I did not have much time for programming that year. Apart of my job, of course! I think number of my blog posts confirms that;) Anyway, I read a few programming books in the mean time... and would like to recommend two of them.
Seven Languages in Seven Weeks
Is a "A Pragmatic Guide to Learning Programming Languages" by Bruce A. Tate (see: http://pragprog.com/book/btlang/seven-languages-in-seven-weeks).
It's a journey through seven programming languages, showing how different they can be and to how different programming worlds they belong to.
The book presents:
- Ruby - modern dynamic, object oriented language used a lot in web development
- Prolog - logic programming language that is just different from anything other I have ever seen before
- Scala - getting more and more popular object oriented and functional language for JVM
- Erlang - functional language designed in Ericsson labs for running mission critical apps
- Clojure - modern Lisp implementation for JVM
- Haskell - functional language, but with totally different philosophy than Lisp
From my perspective each of presented languages from the list has some interesting points and each has been choosen for some reason.

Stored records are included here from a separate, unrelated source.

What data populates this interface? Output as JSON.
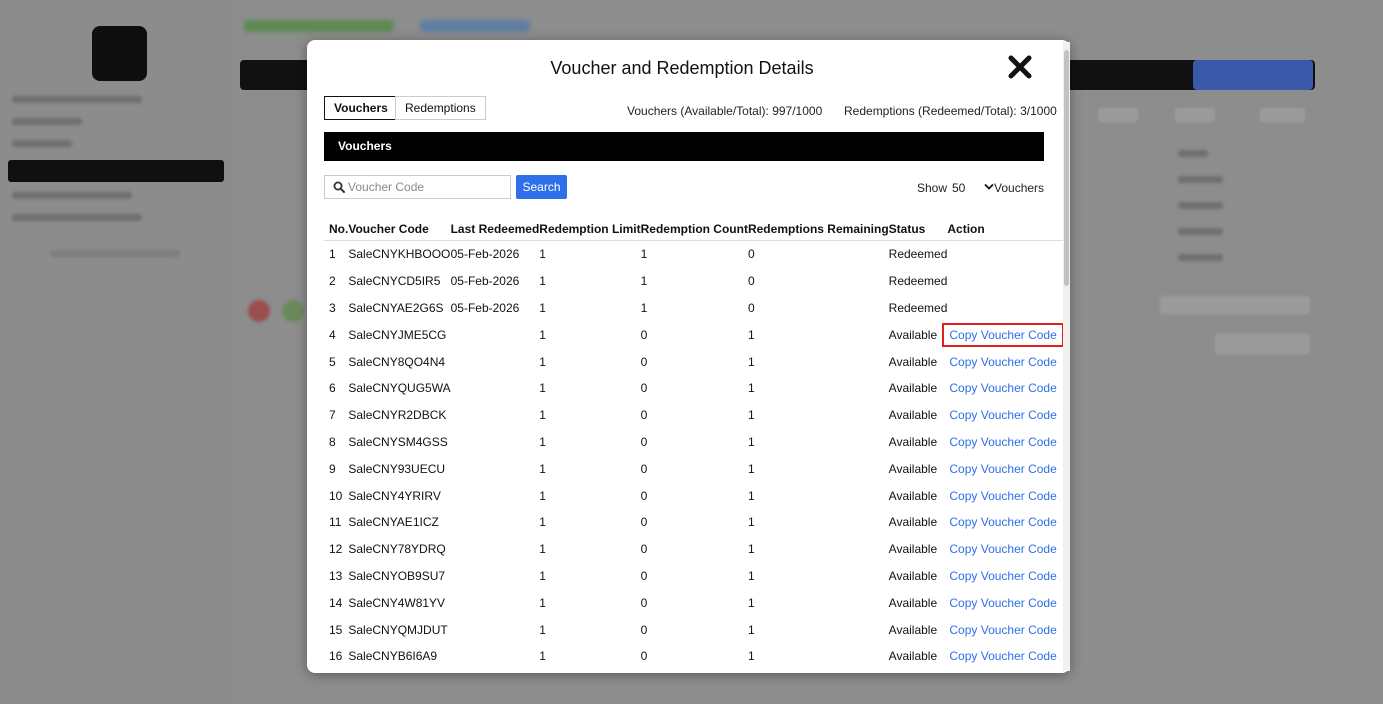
{
  "modal": {
    "title": "Voucher and Redemption Details",
    "tabs": [
      {
        "label": "Vouchers",
        "active": true
      },
      {
        "label": "Redemptions",
        "active": false
      }
    ],
    "vouchers_summary": "Vouchers (Available/Total): 997/1000",
    "redemptions_summary": "Redemptions (Redeemed/Total): 3/1000",
    "section_title": "Vouchers",
    "search": {
      "placeholder": "Voucher Code",
      "value": "",
      "button_label": "Search"
    },
    "page_size": {
      "prefix": "Show",
      "selected": "50",
      "suffix": "Vouchers"
    },
    "columns": [
      "No.",
      "Voucher Code",
      "Last Redeemed",
      "Redemption Limit",
      "Redemption Count",
      "Redemptions Remaining",
      "Status",
      "Action"
    ],
    "rows": [
      {
        "no": "1",
        "code": "SaleCNYKHBOOO",
        "last": "05-Feb-2026",
        "limit": "1",
        "count": "1",
        "remaining": "0",
        "status": "Redeemed",
        "action": ""
      },
      {
        "no": "2",
        "code": "SaleCNYCD5IR5",
        "last": "05-Feb-2026",
        "limit": "1",
        "count": "1",
        "remaining": "0",
        "status": "Redeemed",
        "action": ""
      },
      {
        "no": "3",
        "code": "SaleCNYAE2G6S",
        "last": "05-Feb-2026",
        "limit": "1",
        "count": "1",
        "remaining": "0",
        "status": "Redeemed",
        "action": ""
      },
      {
        "no": "4",
        "code": "SaleCNYJME5CG",
        "last": "",
        "limit": "1",
        "count": "0",
        "remaining": "1",
        "status": "Available",
        "action": "Copy Voucher Code",
        "highlight": true
      },
      {
        "no": "5",
        "code": "SaleCNY8QO4N4",
        "last": "",
        "limit": "1",
        "count": "0",
        "remaining": "1",
        "status": "Available",
        "action": "Copy Voucher Code"
      },
      {
        "no": "6",
        "code": "SaleCNYQUG5WA",
        "last": "",
        "limit": "1",
        "count": "0",
        "remaining": "1",
        "status": "Available",
        "action": "Copy Voucher Code"
      },
      {
        "no": "7",
        "code": "SaleCNYR2DBCK",
        "last": "",
        "limit": "1",
        "count": "0",
        "remaining": "1",
        "status": "Available",
        "action": "Copy Voucher Code"
      },
      {
        "no": "8",
        "code": "SaleCNYSM4GSS",
        "last": "",
        "limit": "1",
        "count": "0",
        "remaining": "1",
        "status": "Available",
        "action": "Copy Voucher Code"
      },
      {
        "no": "9",
        "code": "SaleCNY93UECU",
        "last": "",
        "limit": "1",
        "count": "0",
        "remaining": "1",
        "status": "Available",
        "action": "Copy Voucher Code"
      },
      {
        "no": "10",
        "code": "SaleCNY4YRIRV",
        "last": "",
        "limit": "1",
        "count": "0",
        "remaining": "1",
        "status": "Available",
        "action": "Copy Voucher Code"
      },
      {
        "no": "11",
        "code": "SaleCNYAE1ICZ",
        "last": "",
        "limit": "1",
        "count": "0",
        "remaining": "1",
        "status": "Available",
        "action": "Copy Voucher Code"
      },
      {
        "no": "12",
        "code": "SaleCNY78YDRQ",
        "last": "",
        "limit": "1",
        "count": "0",
        "remaining": "1",
        "status": "Available",
        "action": "Copy Voucher Code"
      },
      {
        "no": "13",
        "code": "SaleCNYOB9SU7",
        "last": "",
        "limit": "1",
        "count": "0",
        "remaining": "1",
        "status": "Available",
        "action": "Copy Voucher Code"
      },
      {
        "no": "14",
        "code": "SaleCNY4W81YV",
        "last": "",
        "limit": "1",
        "count": "0",
        "remaining": "1",
        "status": "Available",
        "action": "Copy Voucher Code"
      },
      {
        "no": "15",
        "code": "SaleCNYQMJDUT",
        "last": "",
        "limit": "1",
        "count": "0",
        "remaining": "1",
        "status": "Available",
        "action": "Copy Voucher Code"
      },
      {
        "no": "16",
        "code": "SaleCNYB6I6A9",
        "last": "",
        "limit": "1",
        "count": "0",
        "remaining": "1",
        "status": "Available",
        "action": "Copy Voucher Code"
      }
    ]
  },
  "icons": {
    "close": "close-icon",
    "search": "search-icon",
    "chevron": "chevron-down-icon"
  },
  "colors": {
    "accent_blue": "#2f6fe8",
    "highlight_red": "#e0201d",
    "section_bar": "#000000"
  }
}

Author does not concentrate on teaching you details of the language and its syntax, but wants you to understand its philosophy. He wants you to learn how to learn things. He wants you not to limit your thinking by knowing only one potential solution to your problem.
Another point is that after almost seven (like the title hi) years of professional Java development, I was finding myself a little bit closed. But that book certanly opened my eyes. I believe discovering the variety of programming worlds makes me better programmer (and brings more fun!) than learing next 187'th Java framework...

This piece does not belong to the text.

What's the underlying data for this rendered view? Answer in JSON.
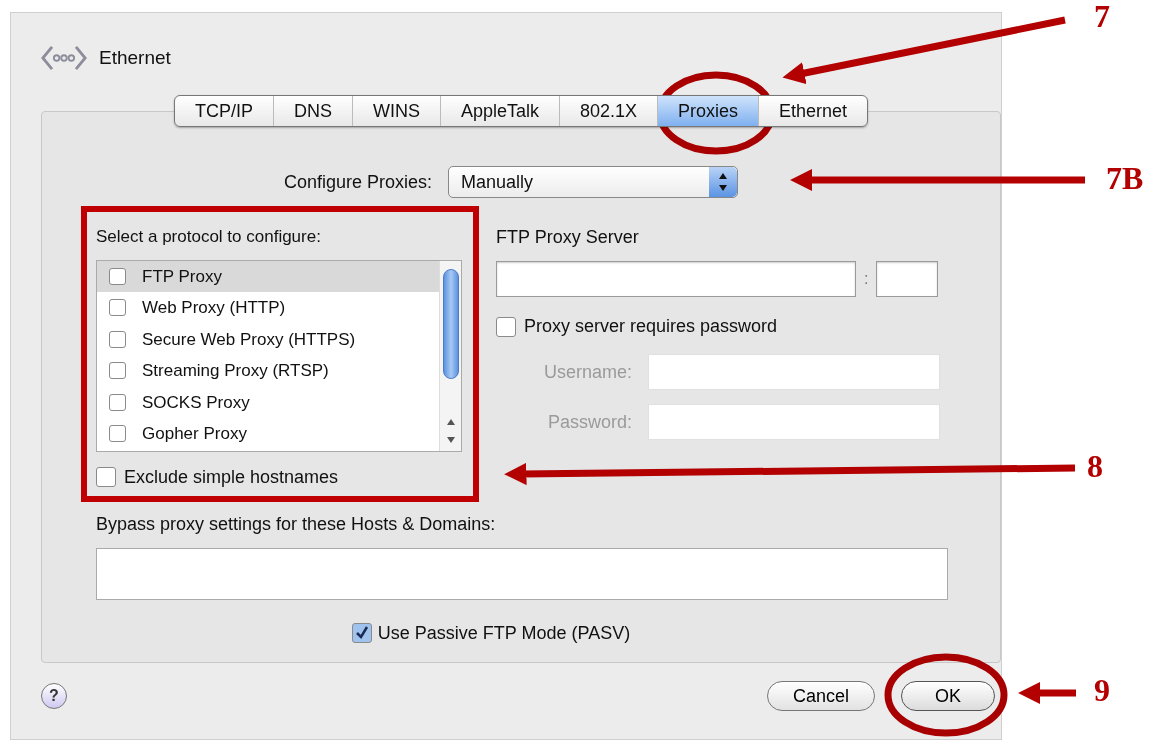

Author puts it that way:
"Java was like having a rich lawyer as a brother. He was fun when he was younger, but now he's a black hole that sucks away all the joy in a 100-mile radius."
—Bruce A. Tate - Seven Languages in Seven Weeks
PostGIS in Action
by Regina O. Obe and Leo S. Hsu is a guide to PostGIS - spatial extension for PostgreSQL database (see: http://www.manning.com/obe/)
It allows you not only to store spatial data as a maps, locations etc but to perform a lot of operations like searching, measuring distance, areas or making geometrical transformations.
I would say this is a must read for GIS developers like me. It is clear that it contains deep technical explanation of spatial data types or, database functions to operate in them.
What is much more important is contains all the GIS background you should (must!) be aware of before you start working with spatial data. It may be surprising for some, but you can not just treat spatial data as coordinates on Euclidean coordinate systems. Earth is not flat! Earth is not a ball neither.
To make you "GIS ready" programmer, authors guide you through things like spatial reference systems or map projections and make you understand the difference between them. They describe which one would be the best for each set of requirements, like for example calculating accurate distances or preserving shapes and angles for visualization.
I should also mention useful information about performance tuning as well as a lot general SQL hints like "do it that way" or "never use" etc. There are also nice bonus chapters like PostreSQL administration guide or SQL tutorial to get you back on track.
Enjoy reading and Happy New Year!